(Data items)
········

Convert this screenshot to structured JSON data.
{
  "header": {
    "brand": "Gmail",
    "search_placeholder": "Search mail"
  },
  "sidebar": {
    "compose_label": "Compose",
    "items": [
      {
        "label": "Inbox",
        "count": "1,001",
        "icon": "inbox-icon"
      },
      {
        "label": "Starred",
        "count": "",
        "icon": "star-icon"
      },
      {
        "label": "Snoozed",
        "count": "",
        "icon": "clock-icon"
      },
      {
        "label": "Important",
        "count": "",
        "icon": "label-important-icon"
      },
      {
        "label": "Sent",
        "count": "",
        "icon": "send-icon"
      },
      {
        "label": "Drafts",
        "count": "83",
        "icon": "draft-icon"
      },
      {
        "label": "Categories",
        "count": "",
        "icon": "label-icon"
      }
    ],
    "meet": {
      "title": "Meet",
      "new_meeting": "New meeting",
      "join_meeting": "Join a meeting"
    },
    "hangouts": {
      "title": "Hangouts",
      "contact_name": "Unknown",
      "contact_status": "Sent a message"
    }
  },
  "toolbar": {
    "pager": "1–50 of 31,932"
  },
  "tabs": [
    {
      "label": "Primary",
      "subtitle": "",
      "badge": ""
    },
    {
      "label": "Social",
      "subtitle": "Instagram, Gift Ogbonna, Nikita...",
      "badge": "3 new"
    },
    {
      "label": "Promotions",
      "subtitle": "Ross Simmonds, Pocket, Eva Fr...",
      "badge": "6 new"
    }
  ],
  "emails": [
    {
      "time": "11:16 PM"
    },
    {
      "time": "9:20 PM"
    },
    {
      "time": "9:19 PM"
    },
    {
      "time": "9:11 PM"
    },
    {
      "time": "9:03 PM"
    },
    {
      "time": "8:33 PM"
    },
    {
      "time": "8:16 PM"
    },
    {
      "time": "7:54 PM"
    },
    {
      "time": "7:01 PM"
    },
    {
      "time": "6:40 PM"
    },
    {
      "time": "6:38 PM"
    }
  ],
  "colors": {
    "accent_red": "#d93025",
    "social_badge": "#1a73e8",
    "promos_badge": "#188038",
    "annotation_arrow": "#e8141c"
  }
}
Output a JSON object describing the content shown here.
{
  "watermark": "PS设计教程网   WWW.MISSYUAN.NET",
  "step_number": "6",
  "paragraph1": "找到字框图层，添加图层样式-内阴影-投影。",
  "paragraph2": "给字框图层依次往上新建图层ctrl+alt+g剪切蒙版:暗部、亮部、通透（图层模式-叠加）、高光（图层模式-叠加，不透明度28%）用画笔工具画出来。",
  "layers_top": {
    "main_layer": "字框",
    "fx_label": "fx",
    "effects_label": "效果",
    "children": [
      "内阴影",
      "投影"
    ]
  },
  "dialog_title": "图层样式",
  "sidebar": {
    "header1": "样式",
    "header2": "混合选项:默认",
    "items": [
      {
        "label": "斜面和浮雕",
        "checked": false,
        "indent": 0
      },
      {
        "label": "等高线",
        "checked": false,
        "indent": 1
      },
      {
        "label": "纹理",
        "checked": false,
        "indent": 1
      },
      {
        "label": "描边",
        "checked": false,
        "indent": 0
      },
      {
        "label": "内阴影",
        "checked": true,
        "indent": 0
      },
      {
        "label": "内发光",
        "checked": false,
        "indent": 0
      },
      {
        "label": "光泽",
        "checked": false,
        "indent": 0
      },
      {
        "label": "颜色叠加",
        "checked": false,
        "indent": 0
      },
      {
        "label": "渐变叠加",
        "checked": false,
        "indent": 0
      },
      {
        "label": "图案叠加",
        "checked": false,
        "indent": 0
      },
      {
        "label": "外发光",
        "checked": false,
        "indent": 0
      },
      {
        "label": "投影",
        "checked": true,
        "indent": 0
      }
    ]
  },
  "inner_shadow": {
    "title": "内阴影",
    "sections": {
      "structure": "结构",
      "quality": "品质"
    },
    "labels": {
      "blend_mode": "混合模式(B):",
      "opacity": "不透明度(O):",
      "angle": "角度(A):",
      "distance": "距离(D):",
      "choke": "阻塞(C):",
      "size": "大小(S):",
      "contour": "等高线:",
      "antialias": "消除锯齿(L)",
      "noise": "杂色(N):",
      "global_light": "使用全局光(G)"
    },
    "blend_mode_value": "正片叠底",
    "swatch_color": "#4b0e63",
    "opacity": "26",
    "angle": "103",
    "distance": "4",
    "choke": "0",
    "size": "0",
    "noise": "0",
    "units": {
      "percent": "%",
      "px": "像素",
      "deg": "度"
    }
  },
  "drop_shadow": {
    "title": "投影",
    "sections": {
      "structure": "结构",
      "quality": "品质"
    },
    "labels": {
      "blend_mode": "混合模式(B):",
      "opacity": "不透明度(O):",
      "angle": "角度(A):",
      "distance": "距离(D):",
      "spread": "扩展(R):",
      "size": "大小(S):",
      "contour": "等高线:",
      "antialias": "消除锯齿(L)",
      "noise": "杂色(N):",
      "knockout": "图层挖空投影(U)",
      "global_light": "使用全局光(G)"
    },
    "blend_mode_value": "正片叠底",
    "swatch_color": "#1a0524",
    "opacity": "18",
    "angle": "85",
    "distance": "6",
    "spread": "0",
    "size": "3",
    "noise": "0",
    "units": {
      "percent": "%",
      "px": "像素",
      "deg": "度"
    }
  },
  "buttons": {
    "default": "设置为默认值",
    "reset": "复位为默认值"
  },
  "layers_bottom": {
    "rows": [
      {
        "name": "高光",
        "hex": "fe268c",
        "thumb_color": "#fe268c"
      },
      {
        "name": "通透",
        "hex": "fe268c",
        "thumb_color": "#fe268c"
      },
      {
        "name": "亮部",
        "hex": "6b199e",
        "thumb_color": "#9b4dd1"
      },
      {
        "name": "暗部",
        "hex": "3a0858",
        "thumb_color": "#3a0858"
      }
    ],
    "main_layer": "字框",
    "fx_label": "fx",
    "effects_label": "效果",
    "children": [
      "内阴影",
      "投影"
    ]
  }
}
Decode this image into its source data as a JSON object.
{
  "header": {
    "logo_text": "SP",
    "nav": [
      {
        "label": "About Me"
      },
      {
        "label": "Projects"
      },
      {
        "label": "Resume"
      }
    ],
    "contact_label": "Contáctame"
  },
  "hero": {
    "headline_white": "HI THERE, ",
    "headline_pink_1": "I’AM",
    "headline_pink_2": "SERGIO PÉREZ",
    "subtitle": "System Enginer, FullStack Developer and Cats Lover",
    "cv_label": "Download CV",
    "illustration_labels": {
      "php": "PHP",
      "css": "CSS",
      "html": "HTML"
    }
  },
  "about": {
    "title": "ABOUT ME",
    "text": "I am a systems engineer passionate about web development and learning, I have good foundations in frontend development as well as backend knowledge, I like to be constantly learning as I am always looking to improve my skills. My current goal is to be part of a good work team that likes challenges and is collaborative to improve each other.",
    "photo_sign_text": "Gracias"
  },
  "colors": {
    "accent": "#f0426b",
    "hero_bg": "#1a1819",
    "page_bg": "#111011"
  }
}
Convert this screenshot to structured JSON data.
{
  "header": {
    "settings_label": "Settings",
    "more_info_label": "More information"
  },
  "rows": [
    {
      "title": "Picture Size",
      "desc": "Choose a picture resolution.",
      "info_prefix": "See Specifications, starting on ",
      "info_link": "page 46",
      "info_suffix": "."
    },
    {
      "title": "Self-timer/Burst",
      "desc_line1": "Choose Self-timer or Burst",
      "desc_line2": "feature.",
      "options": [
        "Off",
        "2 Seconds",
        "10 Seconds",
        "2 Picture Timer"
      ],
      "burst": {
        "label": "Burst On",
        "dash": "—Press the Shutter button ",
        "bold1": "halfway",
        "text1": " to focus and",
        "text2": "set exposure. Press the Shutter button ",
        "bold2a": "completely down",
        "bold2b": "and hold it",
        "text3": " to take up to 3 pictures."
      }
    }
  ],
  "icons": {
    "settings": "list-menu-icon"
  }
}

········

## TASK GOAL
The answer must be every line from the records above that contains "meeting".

## SOLUTION FOR THIS PROBLEM
      "new_meeting": "New meeting",
      "join_meeting": "Join a meeting"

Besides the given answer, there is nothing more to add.